As can be seen in other cases we’ve covered, if the purchaser is not able to obtain bond approval at a certain date, as specified in the condition, then the contract will become null and void ab initio – “ab initio” meaning that the agreement is void from its inception. This implies that if the condition isn’t met, it would be the same as if the contract never existed.
These clauses often reiterate the legal position that, as a result of non-fulfillment, the parties do not have any claims against each other. And due to the agreement being void ab initio, there are no agents’ commission and conveyancing fees payable.
The above general principle was clearly articulated by Wallis AJA in Mia v Verimark Holdings (Pty) Ltd:
“No action lies to compel a party to fulfil a suspensive condition. If it is not fulfilled the contract falls away and no claim for damages flows from its failure. In the absence of a stipulation to the contrary in the contract itself, the only exception to that is where the party has designedly prevented the fulfilment of the condition”.

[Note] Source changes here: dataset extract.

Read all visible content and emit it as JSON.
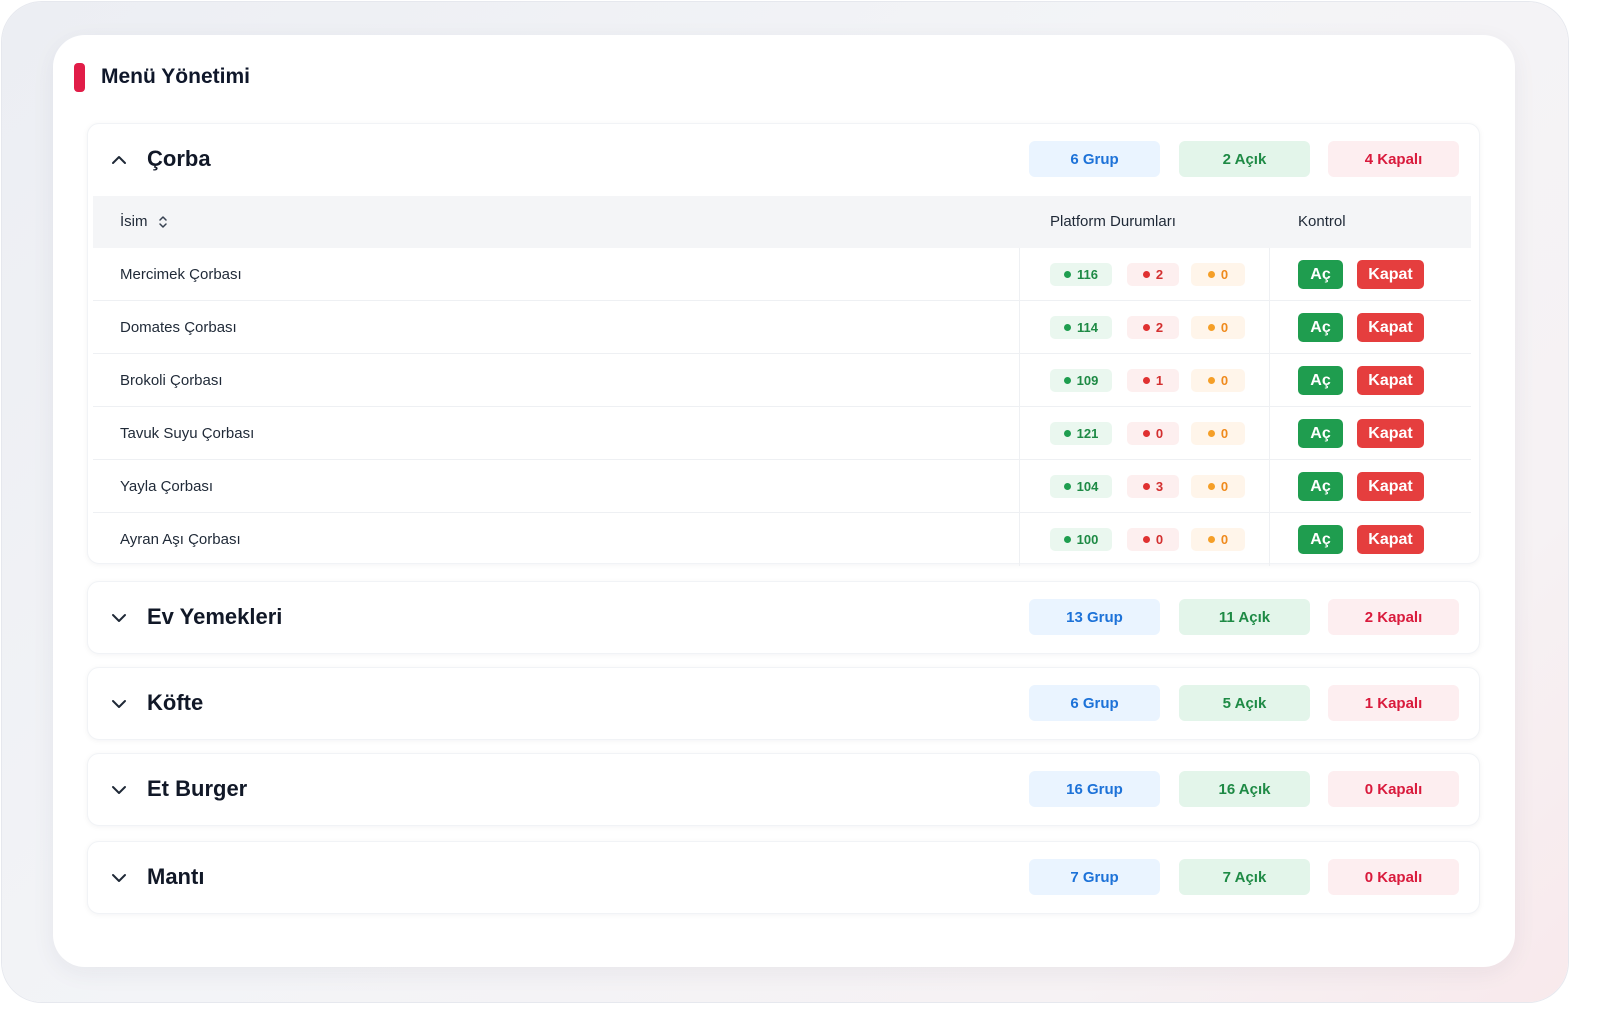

It appears from the above that, should a purchaser deliberately frustrate or obstruct the process of bond approval to get out of the contract, the courts will consider deemed or fictional fulfillment of the agreement, which means that all the terms of the agreement can be enforced.